-- Directions for this task --
Only lines holding "Active" are wanted; copy each of them from the records below.

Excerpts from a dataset
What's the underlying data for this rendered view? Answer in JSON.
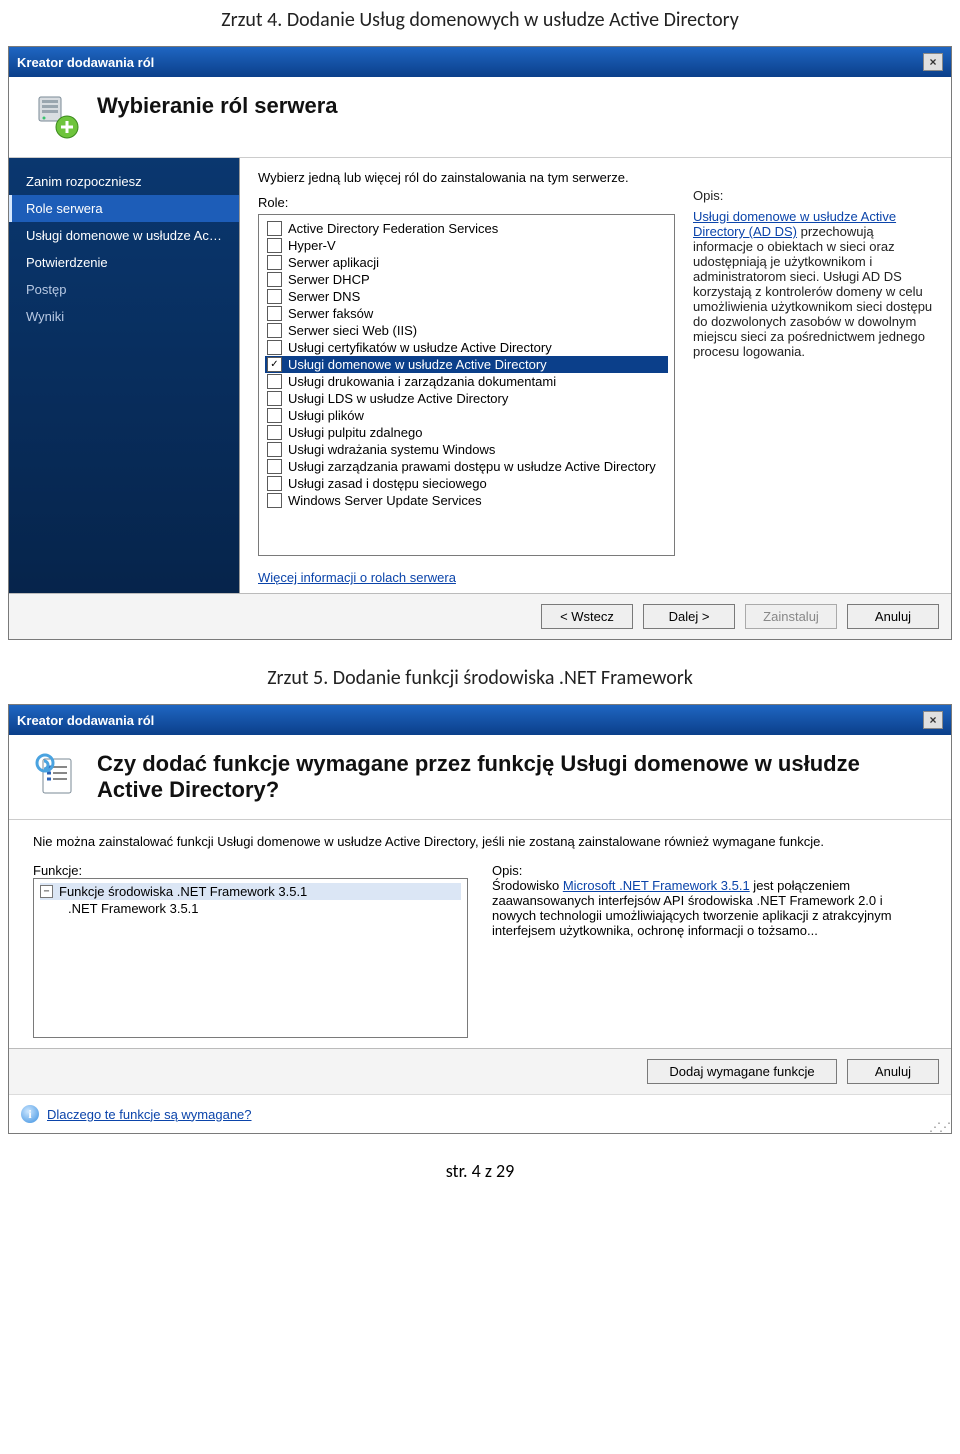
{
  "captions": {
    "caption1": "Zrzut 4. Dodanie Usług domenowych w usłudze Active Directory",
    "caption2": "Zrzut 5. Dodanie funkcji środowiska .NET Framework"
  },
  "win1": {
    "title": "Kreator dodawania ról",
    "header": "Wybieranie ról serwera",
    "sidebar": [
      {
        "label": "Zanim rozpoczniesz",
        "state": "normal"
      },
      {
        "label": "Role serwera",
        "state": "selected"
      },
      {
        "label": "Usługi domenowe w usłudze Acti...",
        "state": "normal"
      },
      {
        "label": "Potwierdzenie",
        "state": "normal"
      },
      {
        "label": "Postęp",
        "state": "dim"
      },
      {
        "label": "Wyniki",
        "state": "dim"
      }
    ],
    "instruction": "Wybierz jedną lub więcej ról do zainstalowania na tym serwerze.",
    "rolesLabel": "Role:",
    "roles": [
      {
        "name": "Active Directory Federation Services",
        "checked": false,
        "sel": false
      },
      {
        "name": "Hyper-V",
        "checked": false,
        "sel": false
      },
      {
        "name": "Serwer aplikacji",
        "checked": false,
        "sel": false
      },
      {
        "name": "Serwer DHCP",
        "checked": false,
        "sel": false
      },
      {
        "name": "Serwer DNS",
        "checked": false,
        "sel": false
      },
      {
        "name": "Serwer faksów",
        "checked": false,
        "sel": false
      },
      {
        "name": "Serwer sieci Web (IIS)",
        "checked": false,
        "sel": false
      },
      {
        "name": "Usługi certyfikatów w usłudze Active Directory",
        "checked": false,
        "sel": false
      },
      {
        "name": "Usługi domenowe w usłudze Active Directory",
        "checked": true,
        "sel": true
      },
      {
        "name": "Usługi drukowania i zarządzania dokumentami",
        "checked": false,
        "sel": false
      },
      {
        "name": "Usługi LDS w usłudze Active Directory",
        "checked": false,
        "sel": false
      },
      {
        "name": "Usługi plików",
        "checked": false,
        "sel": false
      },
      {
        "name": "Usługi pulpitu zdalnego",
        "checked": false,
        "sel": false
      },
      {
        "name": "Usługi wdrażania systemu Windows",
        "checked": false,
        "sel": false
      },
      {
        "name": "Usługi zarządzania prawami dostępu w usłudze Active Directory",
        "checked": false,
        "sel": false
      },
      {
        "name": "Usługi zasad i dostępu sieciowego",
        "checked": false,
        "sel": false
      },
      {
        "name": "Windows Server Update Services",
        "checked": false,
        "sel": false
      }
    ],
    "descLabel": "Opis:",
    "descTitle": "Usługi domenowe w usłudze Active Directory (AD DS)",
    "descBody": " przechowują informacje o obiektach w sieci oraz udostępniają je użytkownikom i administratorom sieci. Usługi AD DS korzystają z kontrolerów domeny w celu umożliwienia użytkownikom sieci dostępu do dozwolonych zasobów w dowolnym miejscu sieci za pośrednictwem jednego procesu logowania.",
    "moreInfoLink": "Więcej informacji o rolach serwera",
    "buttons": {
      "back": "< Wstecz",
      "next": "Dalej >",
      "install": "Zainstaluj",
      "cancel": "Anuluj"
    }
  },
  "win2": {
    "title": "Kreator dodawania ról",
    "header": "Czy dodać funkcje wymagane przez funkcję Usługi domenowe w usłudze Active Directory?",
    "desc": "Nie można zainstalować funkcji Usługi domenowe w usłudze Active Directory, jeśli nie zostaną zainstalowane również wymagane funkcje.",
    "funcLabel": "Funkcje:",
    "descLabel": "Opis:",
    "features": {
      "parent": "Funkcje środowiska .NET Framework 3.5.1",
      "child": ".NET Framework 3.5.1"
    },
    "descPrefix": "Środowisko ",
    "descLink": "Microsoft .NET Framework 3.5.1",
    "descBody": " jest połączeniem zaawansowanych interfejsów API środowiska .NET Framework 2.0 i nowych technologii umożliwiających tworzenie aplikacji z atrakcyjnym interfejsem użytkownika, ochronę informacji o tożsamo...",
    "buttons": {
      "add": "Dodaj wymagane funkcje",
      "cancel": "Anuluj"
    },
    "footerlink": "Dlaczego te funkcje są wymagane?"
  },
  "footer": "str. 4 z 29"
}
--
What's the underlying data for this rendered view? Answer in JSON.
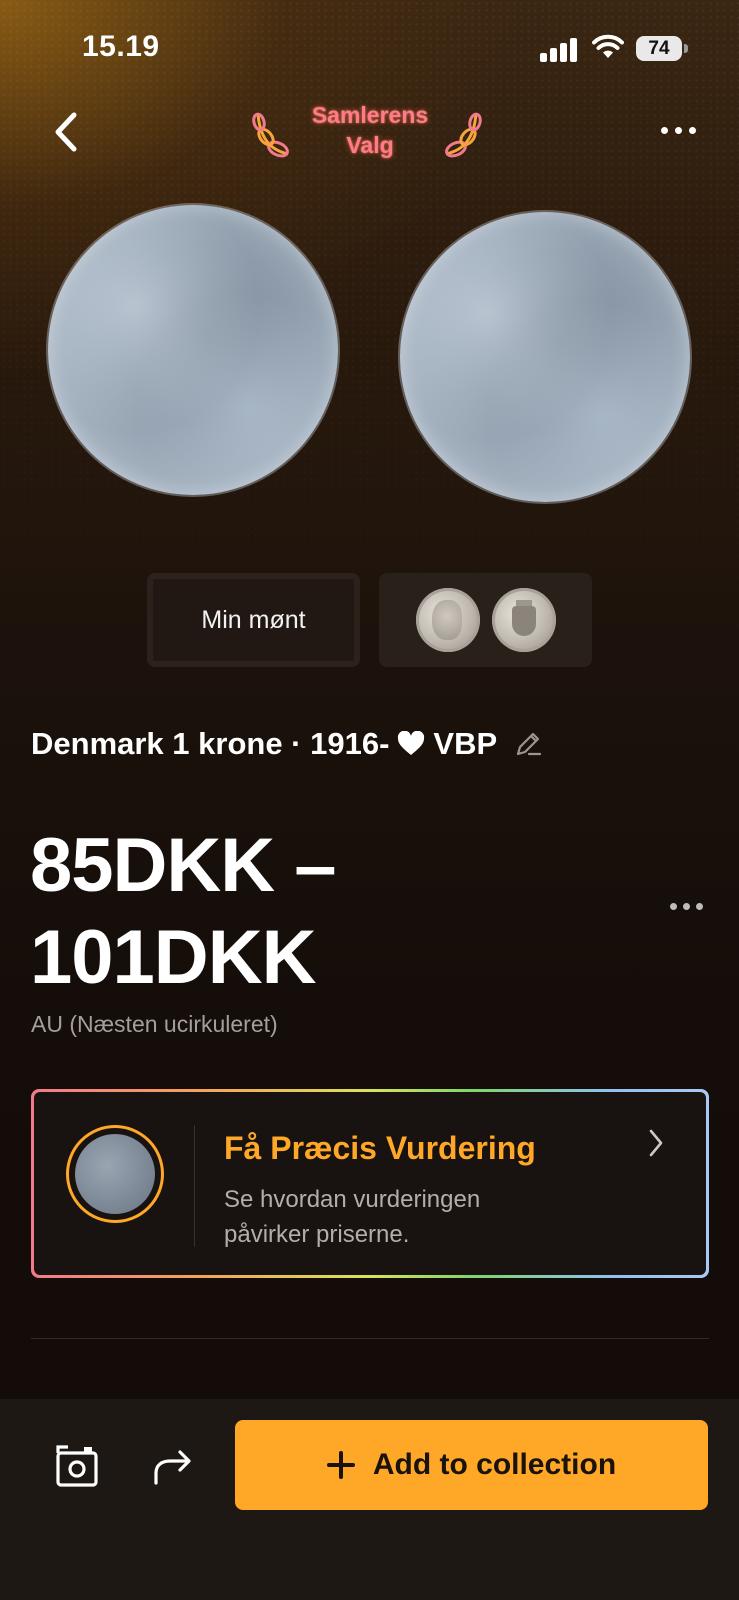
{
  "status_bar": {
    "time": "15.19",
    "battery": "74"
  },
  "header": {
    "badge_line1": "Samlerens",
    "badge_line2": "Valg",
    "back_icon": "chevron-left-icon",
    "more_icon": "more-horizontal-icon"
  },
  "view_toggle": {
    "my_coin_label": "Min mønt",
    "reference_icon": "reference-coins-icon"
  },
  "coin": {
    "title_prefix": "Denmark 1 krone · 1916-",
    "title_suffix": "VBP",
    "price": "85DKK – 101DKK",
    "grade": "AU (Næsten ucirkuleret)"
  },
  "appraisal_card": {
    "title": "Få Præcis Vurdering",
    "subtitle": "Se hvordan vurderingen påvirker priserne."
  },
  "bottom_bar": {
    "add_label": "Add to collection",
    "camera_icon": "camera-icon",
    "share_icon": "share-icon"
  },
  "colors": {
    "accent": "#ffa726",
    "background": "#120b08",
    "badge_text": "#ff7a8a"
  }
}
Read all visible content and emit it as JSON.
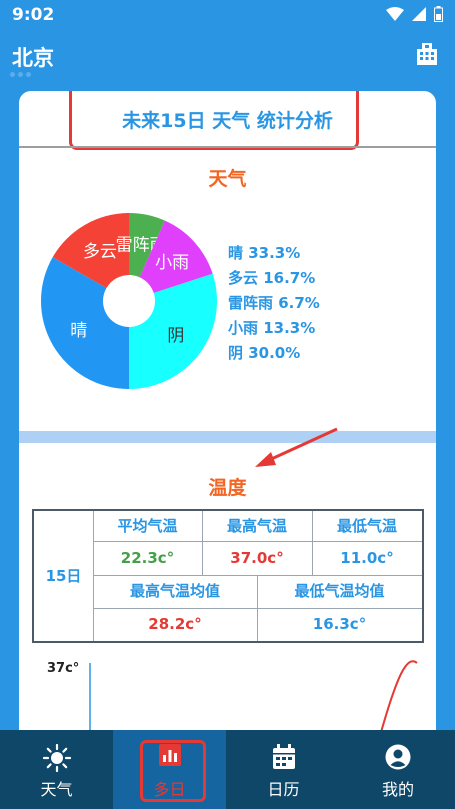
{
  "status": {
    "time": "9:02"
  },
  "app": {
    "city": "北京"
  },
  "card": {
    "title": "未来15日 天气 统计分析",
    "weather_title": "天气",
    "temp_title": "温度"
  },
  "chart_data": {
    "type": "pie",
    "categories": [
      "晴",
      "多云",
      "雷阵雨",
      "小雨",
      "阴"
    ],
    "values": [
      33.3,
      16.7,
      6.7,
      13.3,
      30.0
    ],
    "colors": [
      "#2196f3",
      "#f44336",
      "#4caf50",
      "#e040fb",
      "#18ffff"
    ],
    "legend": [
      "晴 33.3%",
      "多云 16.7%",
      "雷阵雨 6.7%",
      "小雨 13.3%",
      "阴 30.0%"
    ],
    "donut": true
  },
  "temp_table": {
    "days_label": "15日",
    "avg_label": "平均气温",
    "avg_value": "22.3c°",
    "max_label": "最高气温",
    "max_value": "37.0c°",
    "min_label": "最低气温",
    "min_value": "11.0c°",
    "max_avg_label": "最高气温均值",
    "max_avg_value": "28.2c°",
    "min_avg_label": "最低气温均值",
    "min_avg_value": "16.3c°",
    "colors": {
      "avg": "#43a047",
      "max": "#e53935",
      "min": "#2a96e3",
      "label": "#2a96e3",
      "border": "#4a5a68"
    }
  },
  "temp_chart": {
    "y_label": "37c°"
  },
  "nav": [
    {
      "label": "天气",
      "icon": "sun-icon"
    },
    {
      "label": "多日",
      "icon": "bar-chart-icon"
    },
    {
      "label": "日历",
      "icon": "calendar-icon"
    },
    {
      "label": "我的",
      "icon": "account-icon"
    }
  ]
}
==
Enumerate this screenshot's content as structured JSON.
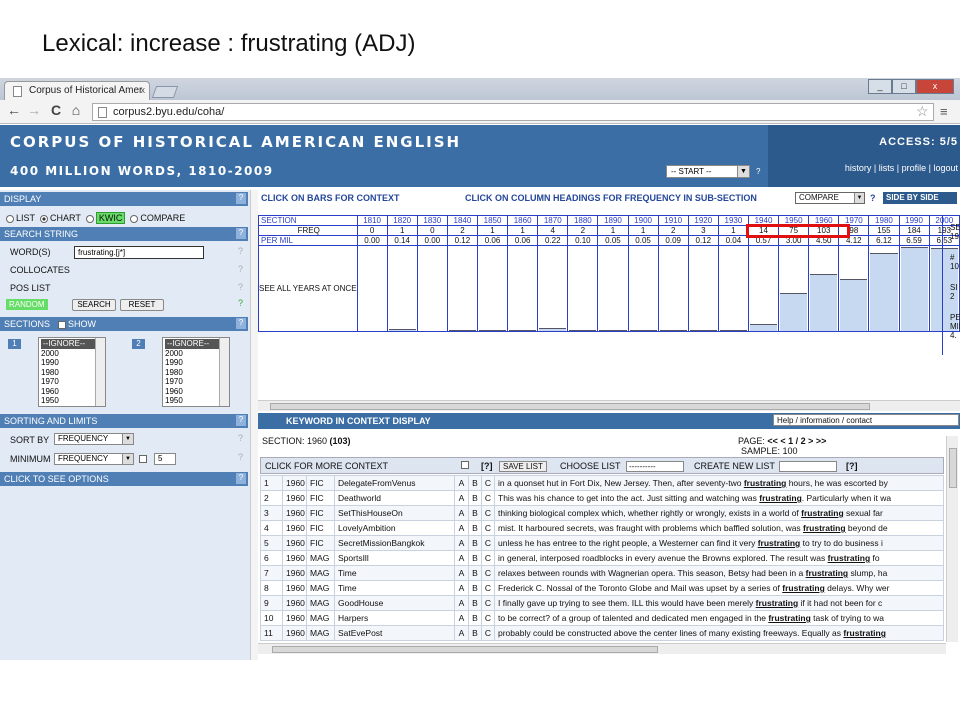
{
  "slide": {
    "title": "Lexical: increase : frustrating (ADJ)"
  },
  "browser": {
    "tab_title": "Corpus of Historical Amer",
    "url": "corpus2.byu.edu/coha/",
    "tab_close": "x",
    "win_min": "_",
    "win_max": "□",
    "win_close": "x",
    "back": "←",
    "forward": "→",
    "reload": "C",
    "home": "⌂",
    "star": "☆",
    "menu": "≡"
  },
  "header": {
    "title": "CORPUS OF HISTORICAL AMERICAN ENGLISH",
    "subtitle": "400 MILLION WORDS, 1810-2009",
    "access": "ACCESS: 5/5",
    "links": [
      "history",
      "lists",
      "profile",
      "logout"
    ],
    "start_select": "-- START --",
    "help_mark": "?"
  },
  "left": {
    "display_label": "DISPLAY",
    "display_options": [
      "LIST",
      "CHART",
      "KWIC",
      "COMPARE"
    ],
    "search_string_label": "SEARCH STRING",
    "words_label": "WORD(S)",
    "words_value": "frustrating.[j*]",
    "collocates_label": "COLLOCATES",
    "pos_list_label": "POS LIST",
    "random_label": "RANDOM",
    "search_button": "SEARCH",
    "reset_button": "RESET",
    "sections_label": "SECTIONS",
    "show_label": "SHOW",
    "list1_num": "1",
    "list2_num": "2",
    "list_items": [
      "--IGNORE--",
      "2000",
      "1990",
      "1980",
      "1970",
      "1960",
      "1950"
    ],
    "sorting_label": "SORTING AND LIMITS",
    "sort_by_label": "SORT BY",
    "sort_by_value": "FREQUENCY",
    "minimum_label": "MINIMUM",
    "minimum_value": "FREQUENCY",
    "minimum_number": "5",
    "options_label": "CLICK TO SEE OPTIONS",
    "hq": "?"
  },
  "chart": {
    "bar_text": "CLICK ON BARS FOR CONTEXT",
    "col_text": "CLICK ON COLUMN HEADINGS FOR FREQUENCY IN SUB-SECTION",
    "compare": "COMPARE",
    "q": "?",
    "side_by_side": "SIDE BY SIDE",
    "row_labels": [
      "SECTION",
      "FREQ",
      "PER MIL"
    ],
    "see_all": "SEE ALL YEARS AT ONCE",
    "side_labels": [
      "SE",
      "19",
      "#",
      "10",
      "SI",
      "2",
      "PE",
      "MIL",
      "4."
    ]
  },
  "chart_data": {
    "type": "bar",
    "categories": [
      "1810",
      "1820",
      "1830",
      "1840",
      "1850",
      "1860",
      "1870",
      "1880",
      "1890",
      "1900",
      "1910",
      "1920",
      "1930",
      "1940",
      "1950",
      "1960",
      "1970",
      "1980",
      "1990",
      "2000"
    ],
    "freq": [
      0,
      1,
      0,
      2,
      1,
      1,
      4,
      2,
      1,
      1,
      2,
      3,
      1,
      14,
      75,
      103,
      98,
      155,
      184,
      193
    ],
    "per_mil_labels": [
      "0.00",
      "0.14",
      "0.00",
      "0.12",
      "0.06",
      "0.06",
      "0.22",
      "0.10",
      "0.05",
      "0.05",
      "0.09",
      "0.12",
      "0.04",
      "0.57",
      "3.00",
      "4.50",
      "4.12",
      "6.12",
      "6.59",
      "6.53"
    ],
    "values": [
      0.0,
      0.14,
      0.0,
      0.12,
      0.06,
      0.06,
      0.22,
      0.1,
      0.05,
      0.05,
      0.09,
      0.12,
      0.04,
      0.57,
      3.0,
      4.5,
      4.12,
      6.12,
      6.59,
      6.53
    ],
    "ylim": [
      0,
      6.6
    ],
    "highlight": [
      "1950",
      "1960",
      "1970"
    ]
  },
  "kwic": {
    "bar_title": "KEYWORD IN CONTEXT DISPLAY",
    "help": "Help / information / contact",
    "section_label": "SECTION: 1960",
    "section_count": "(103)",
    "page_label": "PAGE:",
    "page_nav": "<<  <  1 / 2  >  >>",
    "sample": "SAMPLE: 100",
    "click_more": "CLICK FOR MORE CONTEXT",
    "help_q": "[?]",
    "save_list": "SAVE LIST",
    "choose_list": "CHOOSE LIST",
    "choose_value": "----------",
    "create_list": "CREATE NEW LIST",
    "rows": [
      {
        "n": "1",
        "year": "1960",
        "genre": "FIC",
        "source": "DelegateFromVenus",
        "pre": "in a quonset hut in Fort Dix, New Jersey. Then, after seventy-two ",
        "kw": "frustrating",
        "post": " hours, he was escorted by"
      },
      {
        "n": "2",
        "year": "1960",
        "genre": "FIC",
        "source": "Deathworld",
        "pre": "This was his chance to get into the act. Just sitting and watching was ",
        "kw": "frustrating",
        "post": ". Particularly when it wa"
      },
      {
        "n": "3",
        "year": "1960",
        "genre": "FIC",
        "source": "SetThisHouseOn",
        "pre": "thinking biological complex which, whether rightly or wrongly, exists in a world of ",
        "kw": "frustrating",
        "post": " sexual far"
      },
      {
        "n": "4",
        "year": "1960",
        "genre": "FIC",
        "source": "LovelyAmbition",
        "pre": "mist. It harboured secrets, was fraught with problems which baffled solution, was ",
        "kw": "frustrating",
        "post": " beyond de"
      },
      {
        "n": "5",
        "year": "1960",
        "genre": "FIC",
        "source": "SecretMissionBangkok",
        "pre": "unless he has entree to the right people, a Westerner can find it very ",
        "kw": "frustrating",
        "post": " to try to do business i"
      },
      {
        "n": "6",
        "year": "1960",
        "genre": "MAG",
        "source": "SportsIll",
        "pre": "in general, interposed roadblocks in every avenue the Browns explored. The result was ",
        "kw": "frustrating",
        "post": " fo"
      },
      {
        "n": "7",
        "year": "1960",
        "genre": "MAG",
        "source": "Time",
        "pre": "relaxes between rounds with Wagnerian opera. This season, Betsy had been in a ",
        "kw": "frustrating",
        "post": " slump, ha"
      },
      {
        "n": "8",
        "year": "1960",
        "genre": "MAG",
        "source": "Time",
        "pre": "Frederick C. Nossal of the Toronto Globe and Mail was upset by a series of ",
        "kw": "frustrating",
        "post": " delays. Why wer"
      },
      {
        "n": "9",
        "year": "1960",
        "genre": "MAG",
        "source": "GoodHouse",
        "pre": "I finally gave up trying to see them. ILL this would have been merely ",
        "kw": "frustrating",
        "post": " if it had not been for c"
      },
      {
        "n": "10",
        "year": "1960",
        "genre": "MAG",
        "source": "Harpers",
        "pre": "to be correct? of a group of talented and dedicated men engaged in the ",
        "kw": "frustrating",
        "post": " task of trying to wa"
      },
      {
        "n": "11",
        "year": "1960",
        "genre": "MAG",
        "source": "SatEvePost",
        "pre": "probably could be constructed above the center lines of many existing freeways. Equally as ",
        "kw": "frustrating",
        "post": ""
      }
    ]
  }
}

-- Response to this task --
    "caption1": "Zrzut 4. Dodanie Usług domenowych w usłudze Active Directory",
        "name": "Active Directory Federation Services",
        "name": "Usługi certyfikatów w usłudze Active Directory",
        "name": "Usługi domenowe w usłudze Active Directory",
        "name": "Usługi LDS w usłudze Active Directory",
        "name": "Usługi zarządzania prawami dostępu w usłudze Active Directory",
    "descTitle": "Usługi domenowe w usłudze Active Directory (AD DS)",
    "header": "Czy dodać funkcje wymagane przez funkcję Usługi domenowe w usłudze Active Directory?",
    "desc": "Nie można zainstalować funkcji Usługi domenowe w usłudze Active Directory, jeśli nie zostaną zainstalowane również wymagane funkcje.",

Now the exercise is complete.